- Leanne had awoken to another dreary day, the rain drizzling lightly.
- The rain lightly drizzled around us, the air was chilly and I was thankful for wearing my warm coat over a windcheater.
- On the morning of the funeral, the sky was grey and rain was drizzling; perfect funeral weather.
- 2 [with object] (In cookery) trickle a thin stream of (a liquid ingredient) over food: drizzle the clarified butter over the topMore example sentences
- Lay them in a single layer on a baking sheet, and drizzle them with a thin stream of olive oil - it doesn't take much.
- As before, it looked great - the sauce was drizzled around the mousse and a spear of thin biscuit jutted dramatically out of the top.
- In a slow stream, drizzle in enough oil to bind ingredients together until thick and creamy, like mayonnaise.
- More example sentences
- ‘I hereby declare this to be a holiday, Dolly,’ I said, standing in the kitchen doorway contemplating a damp, drizzly, rather chilly and miserable day.
- It was cold and windy and drizzly, so the only thing to do was order a bacon sandwich and a mug of coffee, and watch the leaves fall off the trees by the canal.
- I don't know about you, but I enjoy drizzly, cold winter afternoons - night closing in, lights from the traffic reflected in puddles, hurrying to get back to a nice warm home, that kind of thing.

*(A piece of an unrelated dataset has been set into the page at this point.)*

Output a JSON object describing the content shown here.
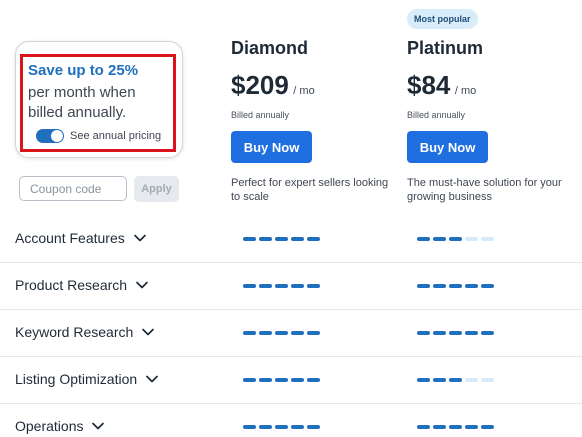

mid 16th century: probably based on Old English drēosan 'to fall', of Germanic origin; probably related to dreary.